Our bodies – A visual journey.
July 7, 2012
A comment responding to my last blog post, talked about Norman Lindsay’s paintings. This got me thinking about how our perceptions of what is considered beautiful, when thinking about the female form, have changed over the centuries.
In the 17th Century, Peter Rubens was painting women and they were always a little large and hearty.
The following painting, The Three Graces, was painted around 1693:
I think a lot of women can identify with some of the features present in this painting – biggish bums, solid thighs, bumps, creases, folds and boobs that are a bit smaller than what’s happening in the under-carriage. I think Rubens was a ‘bum’ guy because you can see the women depicted in his paintings in much the same way.
Question #67: Is this the ‘natural’ form of a woman?
Maybe. In that day, I’m sure there were ‘fashions’ (as there always are), but I wonder if altering body shape was one of the goals – as it is obsessively today.
Here is a painting, Imperia, by Norman Lindsay. Norman was painting in the early 1900s (this one was 1920). I think he was definitely a ‘breast’ man:
If you have a look at his female subjects, they were very buxom indeed…but they were also big in the thigh area and around the tummy…plus there’s pubic hair. As I wrote in my response to Hannah, I think the waxed/Brazilian of the pubic area is a new, acquired taste…possibly connecting it to a look where women look pre-pubescent?
By looking at these two paintings, if you had either of these bodies – which a lot of women do – you would probably be unhappy with certain parts. Hell, if women have the ‘perfect’ body, they still find something to hate about it – hence all the ‘altering’ that goes on. (Read my last post – The beauty we aspire to, does not come naturally…or cheaply. Click here)
Were these women unhappy with their bodies? I wonder…
When I was in my early 20s (early 1990s) I remember there was a big story in Cosmopolitan about women’s bodies, that has stayed with me all these years later. Over a two page spread, they had photographs of the bodies, front and back, of about fifteen or so women. Their heads weren’t in the picture and they were completely nude with their hands held together in front of their pubic area.
The article wanted to know what women AND men felt was a beautiful female body. I remember my eyes gravitating towards this gorgeous, lean and ‘perfect’ body. She had longish legs, small waist and breasts that were just right – not too big and not too small. She looked like a size 10 (quite small here in Australia) and she had my vote.

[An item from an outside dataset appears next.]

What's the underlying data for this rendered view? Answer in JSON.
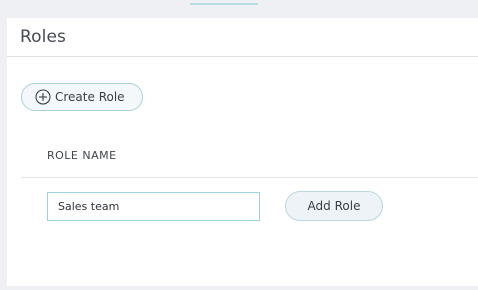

The following month, the results were in. Out of the wonderful mix of body shapes and sizes, the women and men demonstrated a very definitive preference through their choices.
90% of women (yes, 90) voted the same body I had chosen, as the best. No surprises there! My older self feels disappointed with my younger-me…I was as predictable as the rest of the women…all chasing (and still chasing) one body weight and shape.
The men’s choice, however, was interesting. If memory serves about 86% (still a high number) picked the size 14 girl. She was in proportion BUT there were some serious curves…especially around the thigh, stomach and breast area.
Fascinating. I wonder if the guys of today would choose similarly?
To the young women of today, who are fighting their own battle to belong, feel at peace with themselves and (dare I say) find a way to be in love with their bodies, there’s not much of a mirror out there telling them that their bodies are ALL beautiful in their unique way.
I had a friend post a picture on Facebook of an overstretched and biggish stomach from having children. The image was trying in inspire women to love their untaut tummies due to the fact that they had made and grown a HUMAN BEING inside them – an absolute miracle…BUT most mums I know, don’t have that feeling of tenderness towards their stomachs – quite the opposite, in fact.
Question #68: Why do we do it to ourselves?
When I went to Google images of tummies, I predominantly got two images – a ‘hot’ flat stomach or a pregnant belly. (More hot than not!)
How sad that at the end of that pregnant belly, some women are left with a feeling of self-loathing towards what their body is left with. And when they turn for help, all they see is young, slim, taut and perky. C’mon.
The change happens within you and it CAN if you do the following (and it IS this simple):
Go to the mirror NOW and look at yourself through new eyes!! Woooo Hoooo!!